Granted, it is easy for most to connect with the physical, as it is what is visible to us. We see and readily perceive outward beauty, and as such, are more inclined to focus on this. In the specific case of Joshua Bell and the experiment, the outward beauty and prestige of a $100 ticket at The Kennedy Center is a clear winner—a “must-have,” if you will—compared to taking the time to listen to some seemingly random starving artist violin player in the subway. People saw and heard what the physical dictated. Never mind that the talent was one and the same; the violin, priceless.
Our lives have become way too compartmentalized; way too consumed by externals.
But an ailing soul and spirit will eventually affect the physical. So much so that when negative emotions set in, it is difficult to feel and look beautiful.
There is a vast chasm between happiness and joy; satisfaction and contentment. The latter, more fleeting than the former. The acquisition of new things, for instance, may make you happy and satisfied, but for how long? Feeding your spirit and soul, on the other hand, will provide a more lasting effect which will show up from the inside, out. Inner beauty reflected. Cliché and idealistic? Perhaps; but also true.
Depression, fatigue, anxiety, anger, stress, envy, greed, materialism; the attachment to “stuff,” and mental turmoil are common afflictions in this modern age. Countless studies have already proven that these conditions often contribute to the destruction of healthy cells, diminish anti-aging properties, and cause hormonal imbalances. They also trigger a plethora of beauty-related problems: poor skin, hair loss, eating disorders and obesity, to name a few. No matter the external solution or wonder treatment, the problem is not truly addressed until the inner causes are dealt with.

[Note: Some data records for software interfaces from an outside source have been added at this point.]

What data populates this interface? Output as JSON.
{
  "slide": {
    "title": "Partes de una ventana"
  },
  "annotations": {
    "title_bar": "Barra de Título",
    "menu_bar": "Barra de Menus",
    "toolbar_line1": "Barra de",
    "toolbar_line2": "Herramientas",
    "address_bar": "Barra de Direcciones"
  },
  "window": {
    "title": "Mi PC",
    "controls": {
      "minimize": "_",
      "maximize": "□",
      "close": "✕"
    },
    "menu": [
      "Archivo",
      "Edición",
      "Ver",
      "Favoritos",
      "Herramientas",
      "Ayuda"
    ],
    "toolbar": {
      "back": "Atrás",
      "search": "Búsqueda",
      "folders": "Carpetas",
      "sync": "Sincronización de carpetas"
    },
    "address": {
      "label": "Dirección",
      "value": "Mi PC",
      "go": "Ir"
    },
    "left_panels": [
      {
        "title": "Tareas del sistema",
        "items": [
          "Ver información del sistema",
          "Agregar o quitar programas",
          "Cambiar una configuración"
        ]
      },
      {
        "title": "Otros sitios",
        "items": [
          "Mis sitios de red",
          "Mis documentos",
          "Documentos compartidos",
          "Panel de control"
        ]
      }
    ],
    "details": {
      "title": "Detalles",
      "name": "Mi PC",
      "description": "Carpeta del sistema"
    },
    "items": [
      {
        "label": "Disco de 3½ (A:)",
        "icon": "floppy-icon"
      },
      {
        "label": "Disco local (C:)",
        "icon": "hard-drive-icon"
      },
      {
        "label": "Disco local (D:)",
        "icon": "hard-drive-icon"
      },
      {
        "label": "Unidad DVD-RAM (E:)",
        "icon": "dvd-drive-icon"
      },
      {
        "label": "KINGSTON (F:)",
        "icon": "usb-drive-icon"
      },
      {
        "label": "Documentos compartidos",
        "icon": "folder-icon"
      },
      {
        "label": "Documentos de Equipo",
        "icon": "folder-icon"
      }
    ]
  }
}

Focus and balance need to be restored. YES, life is often dog-eat-dog. And many times, we may have to burn midnight oil to succeed. But there’s so much more to it than that.
“Take your hat off to someone” and let them know you appreciate them. Start with your family, perhaps. Hugs are always great, and the best thing about them is when you give them, you generally get one back.
Forget about the “grass being greener on the other side of the fence.” Feeding your soul and spirit, more often than not, makes the grass on your own side greener.
“Stop and smell the flowers.” Their beauty is sublime. Or stop to have a listen at a violin player in the subway. Allow the music to infuse and uplift your soul. And it won’t cost you $100, either.
The sands of time run swift for us all. And I will—at the risk of idiom-induced nausea—make my last two references: life’s too short for you to spend all your energies chasing after material, physical gain. After all, you can’t take it with you when you’re gone.